We see thee Mr. G
With your coffee rather than tea
Astride a field of corn
On a dusty Saturday morn
Or perhaps it was wheat
That lies beneath you feet
Whatever the cereal now razed
I’d venture you look somewhat … amaized.
Well it has to be said, Ark. But that was pretty corny 🙂 🙂
Was the best way to bend your ear.
Nothing like a bit of rye humour!
A kernel of truth in every line!
or even a grain…
Oh, I see …. must have the last word! I will stalk your post no longer in that case.
🙂 🙂 🙂
Lovely shot of Graham, Tish. The field post-harvester does look a bit grim, and I don’t envy you the dust at all.
Thanks, Su. I’m also postponing hoovering the house 🙂
👍 I don’t need a dust storm to do that!
I like the photo of your husband looking so tiny in the landscape. The weather is really getting extreme for you though – it looks really drought stricken.
Yes, it’s getting worrying. Not much sign of rain on the horizon either.
… and other places are getting far too much water. I saw some awful footage of floods in India on the TV news tonight. Our world certainly is in a sorry state.
So it seems.
Love the contemplative shot!
Harves.t dust …ugh..And sometime the harvest is so dry there isn’t any.
Yes, I’m thinking the harvest is pretty thin this year. The grain crops are being cut a month early too – before they completely bake.
What would this magnificent photo without the man standing at the edge of the field in a contemplative mood!? I love this photo, Tish!
Love your photo of Graham! But the dust storm…I can just imagine how the dust gets in everywhere. Have a great weekend.
Thank you, Helen. I hope you are well – you and Dylan. I must get back to your Stockholm post. Was interrupted first time around.
Looks like a man who is outstanding in his field.
Sorry, I couldn’t resist.
Oh that will please him no end! 🙂
And I was right. It did!
I think the wheat demons bring the breeze to cause trouble!
I think you’re right!
How’s the heat in the UK? Paris is almost unbearable… 🙂
Hello Brian. I can imagine Paris in an overheated August! UK is hot, but not quite unbearable in Shropshire. We still have a few breezes. Two more hot days forecast, then slightly cooler. I don’t remember a summer like this. It was cooler in Kenya.
Nairobi definitely was. Even in the interior. Mombasa was a bit hot. Problem with Paris is it’s a city. So the heat gets trapped inside. Anyway, it is better than winter. Kwaheri sassa Memsahib.
The Man in White surveying his patch. Great image Tish. My view is currently disappearing beneath a cloud!

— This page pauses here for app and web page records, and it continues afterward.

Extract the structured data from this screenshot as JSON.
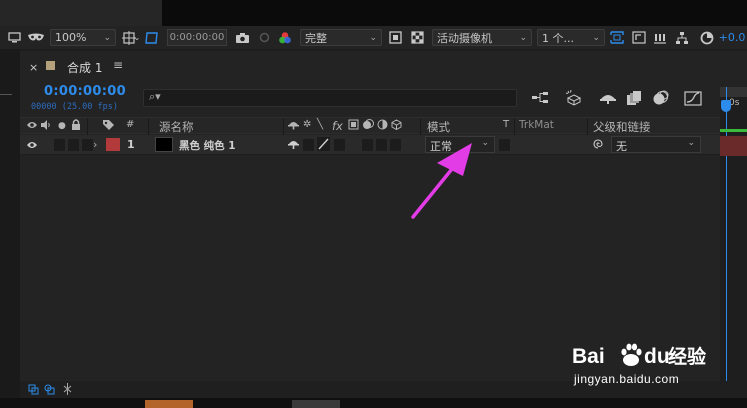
{
  "toolbar": {
    "zoom": "100%",
    "timecode": "0:00:00:00",
    "resolution": "完整",
    "camera": "活动摄像机",
    "views": "1 个...",
    "exposure": "+0.0"
  },
  "comp_tab": {
    "close": "×",
    "title": "合成 1",
    "menu": "≡"
  },
  "timeline": {
    "current_time": "0:00:00:00",
    "fps_info": "00000 (25.00 fps)",
    "search_placeholder": "",
    "ruler_label": "0s"
  },
  "columns": {
    "number": "#",
    "source_name": "源名称",
    "fx": "fx",
    "mode": "模式",
    "t": "T",
    "trkmat": "TrkMat",
    "parent": "父级和链接"
  },
  "layers": [
    {
      "number": "1",
      "name": "黑色 纯色 1",
      "mode": "正常",
      "parent": "无",
      "label_color": "#b33a3a"
    }
  ],
  "colors": {
    "accent": "#2d8ceb",
    "arrow": "#e23ce6"
  },
  "watermark": {
    "brand_a": "Bai",
    "brand_b": "du",
    "brand_c": "经验",
    "url": "jingyan.baidu.com"
  }
}
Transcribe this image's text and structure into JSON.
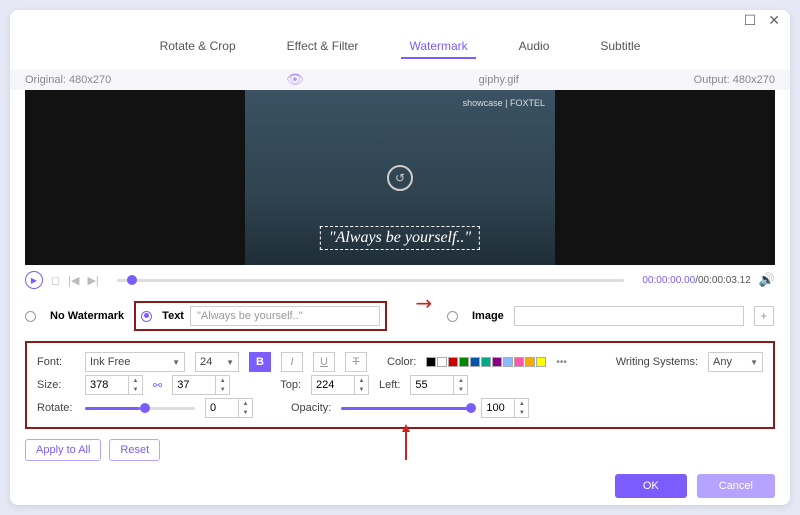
{
  "titlebar": {
    "maximize": "☐",
    "close": "✕"
  },
  "tabs": {
    "rotate": "Rotate & Crop",
    "effect": "Effect & Filter",
    "watermark": "Watermark",
    "audio": "Audio",
    "subtitle": "Subtitle"
  },
  "infobar": {
    "original": "Original: 480x270",
    "filename": "giphy.gif",
    "output": "Output: 480x270"
  },
  "preview": {
    "brand": "showcase | FOXTEL",
    "text": "\"Always be yourself..\""
  },
  "player": {
    "current": "00:00:00.00",
    "total": "/00:00:03.12"
  },
  "wm": {
    "none": "No Watermark",
    "text_label": "Text",
    "text_value": "\"Always be yourself..\"",
    "image_label": "Image"
  },
  "settings": {
    "font_label": "Font:",
    "font_value": "Ink Free",
    "font_size": "24",
    "color_label": "Color:",
    "writing_label": "Writing Systems:",
    "writing_value": "Any",
    "size_label": "Size:",
    "size_w": "378",
    "size_h": "37",
    "top_label": "Top:",
    "top_value": "224",
    "left_label": "Left:",
    "left_value": "55",
    "rotate_label": "Rotate:",
    "rotate_value": "0",
    "opacity_label": "Opacity:",
    "opacity_value": "100"
  },
  "swatches": [
    "#000",
    "#fff",
    "#c00",
    "#080",
    "#05a",
    "#0a8",
    "#808",
    "#8bf",
    "#f5a",
    "#fa0",
    "#ff0"
  ],
  "buttons": {
    "apply": "Apply to All",
    "reset": "Reset",
    "ok": "OK",
    "cancel": "Cancel"
  }
}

Thanks, Jude. Man in white does a good job of surveying. Not so hot on the garden watering,
Love Ark’s funnies 🙂 🙂 And your cerebral man.

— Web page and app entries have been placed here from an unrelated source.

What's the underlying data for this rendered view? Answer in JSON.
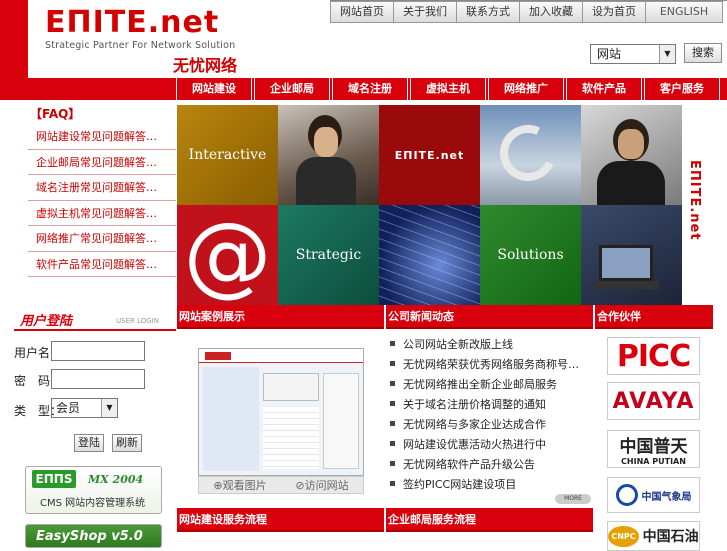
{
  "brand": {
    "logo_main": "EΠITE.net",
    "tagline": "Strategic Partner For Network Solution",
    "cn_name": "无忧网络",
    "side_text": "EΠITE.net"
  },
  "topnav": [
    "网站首页",
    "关于我们",
    "联系方式",
    "加入收藏",
    "设为首页",
    "ENGLISH"
  ],
  "search": {
    "option": "网站",
    "button": "搜索"
  },
  "mainnav": [
    "网站建设",
    "企业邮局",
    "域名注册",
    "虚拟主机",
    "网络推广",
    "软件产品",
    "客户服务"
  ],
  "faq": {
    "title": "【FAQ】",
    "items": [
      "网站建设常见问题解答…",
      "企业邮局常见问题解答…",
      "域名注册常见问题解答…",
      "虚拟主机常见问题解答…",
      "网络推广常见问题解答…",
      "软件产品常见问题解答…"
    ]
  },
  "mosaic": {
    "t1": "Interactive",
    "t2": "Strategic",
    "t3": "Solutions",
    "t4": "@",
    "t5": "EΠITE.net"
  },
  "login": {
    "title": "用户登陆",
    "subtitle": "USER LOGIN",
    "user_label": "用户名：",
    "pass_label": "密　码：",
    "type_label": "类　型：",
    "type_value": "会员",
    "login_btn": "登陆",
    "refresh_btn": "刷新"
  },
  "banners": {
    "cms_logo": "EΠΠS",
    "cms_ver": "MX 2004",
    "cms_desc": "CMS 网站内容管理系统",
    "shop": "EasyShop v5.0"
  },
  "sections": {
    "case": "网站案例展示",
    "news": "公司新闻动态",
    "partners": "合作伙伴",
    "bottom1": "网站建设服务流程",
    "bottom2": "企业邮局服务流程"
  },
  "case": {
    "view_pic": "观看图片",
    "visit_site": "访问网站"
  },
  "news": [
    "公司网站全新改版上线",
    "无忧网络荣获优秀网络服务商称号…",
    "无忧网络推出全新企业邮局服务",
    "关于域名注册价格调整的通知",
    "无忧网络与多家企业达成合作",
    "网站建设优惠活动火热进行中",
    "无忧网络软件产品升级公告",
    "签约PICC网站建设项目"
  ],
  "more": "MORE",
  "partners": {
    "p1": "PICC",
    "p2": "AVAYA",
    "p3_cn": "中国普天",
    "p3_en": "CHINA PUTIAN",
    "p4": "中国气象局",
    "p5": "中国石油",
    "p5_badge": "CNPC"
  }
}
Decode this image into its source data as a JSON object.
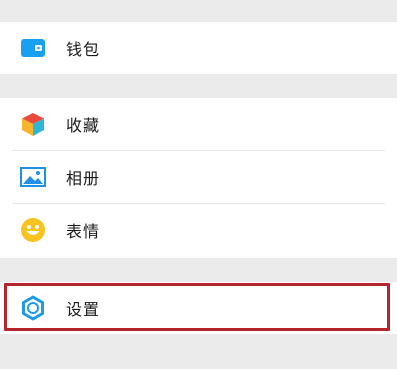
{
  "menu": {
    "wallet": {
      "label": "钱包",
      "icon": "wallet-icon"
    },
    "favorites": {
      "label": "收藏",
      "icon": "cube-icon"
    },
    "album": {
      "label": "相册",
      "icon": "image-icon"
    },
    "stickers": {
      "label": "表情",
      "icon": "smiley-icon"
    },
    "settings": {
      "label": "设置",
      "icon": "gear-icon"
    }
  },
  "colors": {
    "background": "#ebebeb",
    "row_bg": "#ffffff",
    "wallet_blue": "#1aa0f0",
    "cube_red": "#ea4b3c",
    "cube_yellow": "#f7b52b",
    "cube_teal": "#2fb6d4",
    "image_blue": "#1e90e6",
    "smiley_yellow": "#f7c41f",
    "gear_blue": "#1e9be8",
    "highlight": "#b4262c"
  }
}
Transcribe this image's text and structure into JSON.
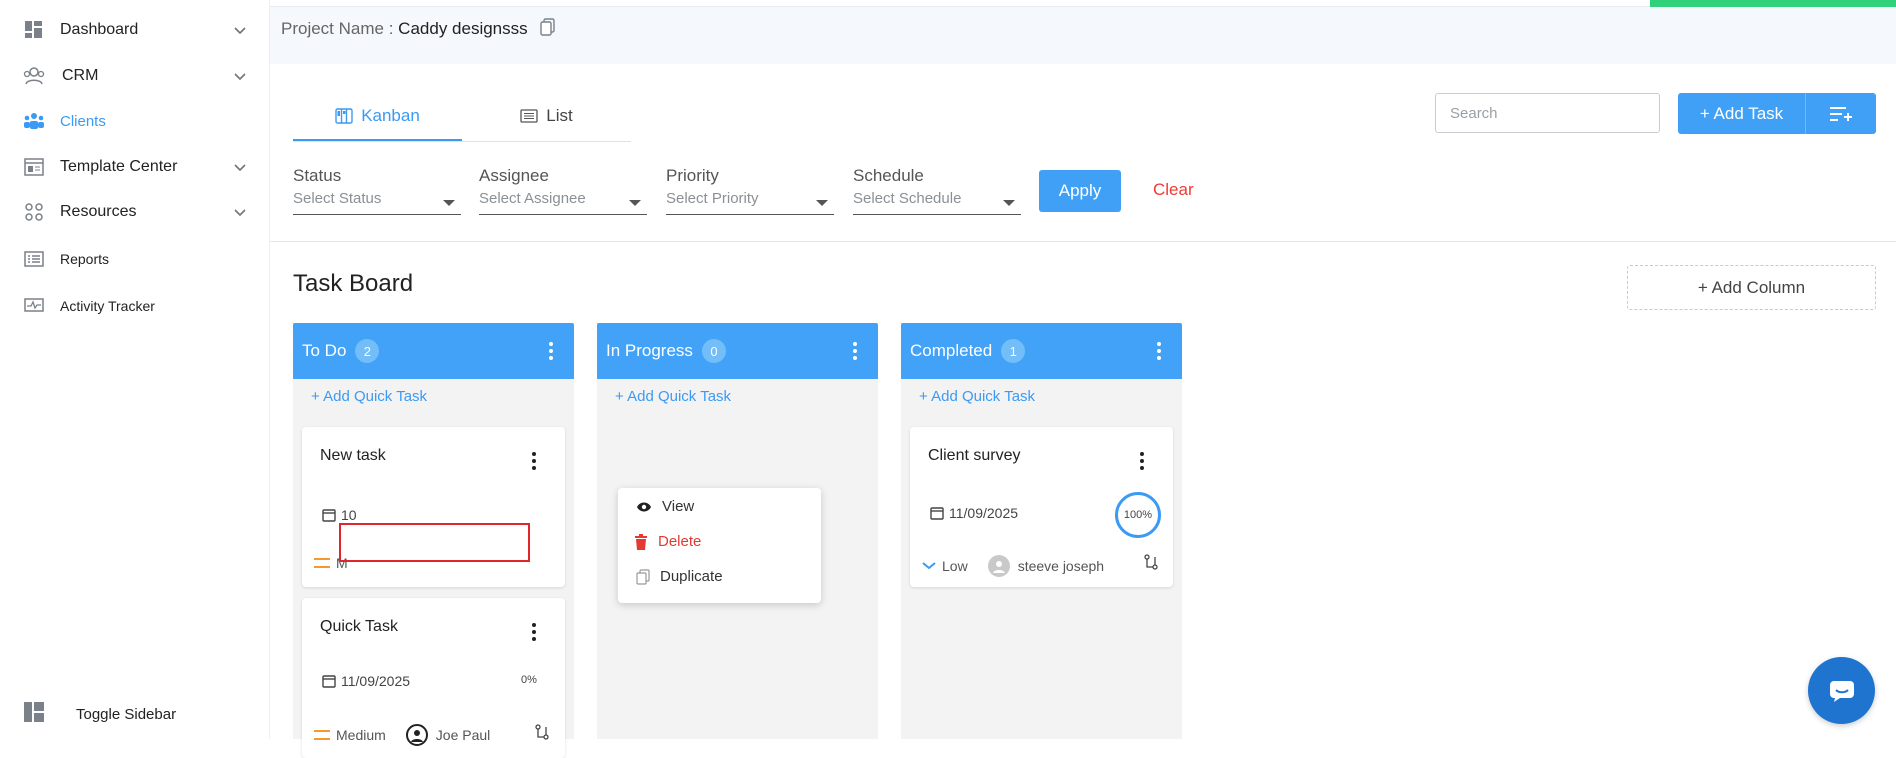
{
  "sidebar": {
    "items": [
      {
        "label": "Dashboard",
        "icon": "dashboard-icon",
        "expandable": true
      },
      {
        "label": "CRM",
        "icon": "crm-icon",
        "expandable": true
      },
      {
        "label": "Clients",
        "icon": "clients-icon",
        "expandable": false,
        "active": true
      },
      {
        "label": "Template Center",
        "icon": "template-icon",
        "expandable": true
      },
      {
        "label": "Resources",
        "icon": "resources-icon",
        "expandable": true
      },
      {
        "label": "Reports",
        "icon": "reports-icon",
        "expandable": false
      },
      {
        "label": "Activity Tracker",
        "icon": "activity-icon",
        "expandable": false
      }
    ],
    "toggle_label": "Toggle Sidebar"
  },
  "project": {
    "label": "Project Name :",
    "name": "Caddy designsss"
  },
  "tabs": [
    {
      "label": "Kanban",
      "active": true
    },
    {
      "label": "List",
      "active": false
    }
  ],
  "search": {
    "placeholder": "Search",
    "value": ""
  },
  "toolbar": {
    "add_task_label": "+ Add Task"
  },
  "filters": [
    {
      "label": "Status",
      "placeholder": "Select Status"
    },
    {
      "label": "Assignee",
      "placeholder": "Select Assignee"
    },
    {
      "label": "Priority",
      "placeholder": "Select Priority"
    },
    {
      "label": "Schedule",
      "placeholder": "Select Schedule"
    }
  ],
  "filter_actions": {
    "apply_label": "Apply",
    "clear_label": "Clear"
  },
  "board": {
    "title": "Task Board",
    "add_column_label": "+ Add Column",
    "quick_add_label": "+ Add Quick Task",
    "columns": [
      {
        "name": "To Do",
        "count": "2"
      },
      {
        "name": "In Progress",
        "count": "0"
      },
      {
        "name": "Completed",
        "count": "1"
      }
    ]
  },
  "cards": {
    "todo_1": {
      "title": "New task",
      "date": "10",
      "priority": "M"
    },
    "todo_2": {
      "title": "Quick Task",
      "date": "11/09/2025",
      "progress": "0%",
      "priority": "Medium",
      "assignee": "Joe Paul"
    },
    "completed_1": {
      "title": "Client survey",
      "date": "11/09/2025",
      "progress": "100%",
      "priority": "Low",
      "assignee": "steeve joseph"
    }
  },
  "context_menu": {
    "view_label": "View",
    "delete_label": "Delete",
    "duplicate_label": "Duplicate"
  },
  "colors": {
    "accent": "#3fa0f6",
    "danger": "#e33a33",
    "success": "#2fd17a",
    "priority_medium": "#f39a2a"
  }
}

I have a friend who lives opposite a field and that dust storm is an annual event. Actually, it’s a twice a year event because they do this in the spring when they plough, too. She is forever complaining about the endless dirt. This year, we have had enough rain that we are more likely to be suffering mud that dust. How unlikely is that you guys are dry as dust and we have rain? It’s very unweatherly.
Unweatherly – that is a cracking up-summing word. And dry as dust is definitely an unaccustomed state in the UK. It’s also set to continue, though with less heat. Everything has gone to pot over here. I blame Brexit. Also Trump has been busy here too – wrecked Scottish sand dunes with his golf course – an officially listed site of special scientific interest too. Hooligans rule all round – weather-wise and ‘human’ ones.
Love all the corny comments this has produced. Don’t put that vacuum away yet ploughing time is coming.
Am definitely keeping the vacuum at the ready 🙂
May the weather gods be kind to you. Lovely shot of Graham and the field.
Thank you, Alison. I will tell him he makes a good subject 🙂
How wonderful to have all this in your backyard!
Better yet a good soaking rain so some it it will be returned to the earth and do some good.
That sounds so good. I feel I need a good soaking too 🙂
Your shots today run the gamut from contentment to desolation, quite a territory for one small post. Hopefully you’ll get rain soon. We had some today and it appears there could be more tomorrow.
Thanks, Janet. You put your finger on my roving sensibilities. We might have a little rain later in the week and it is supposed to be cooler. We’ll see.
the first is a wonderful photo
Thank you, Shimon.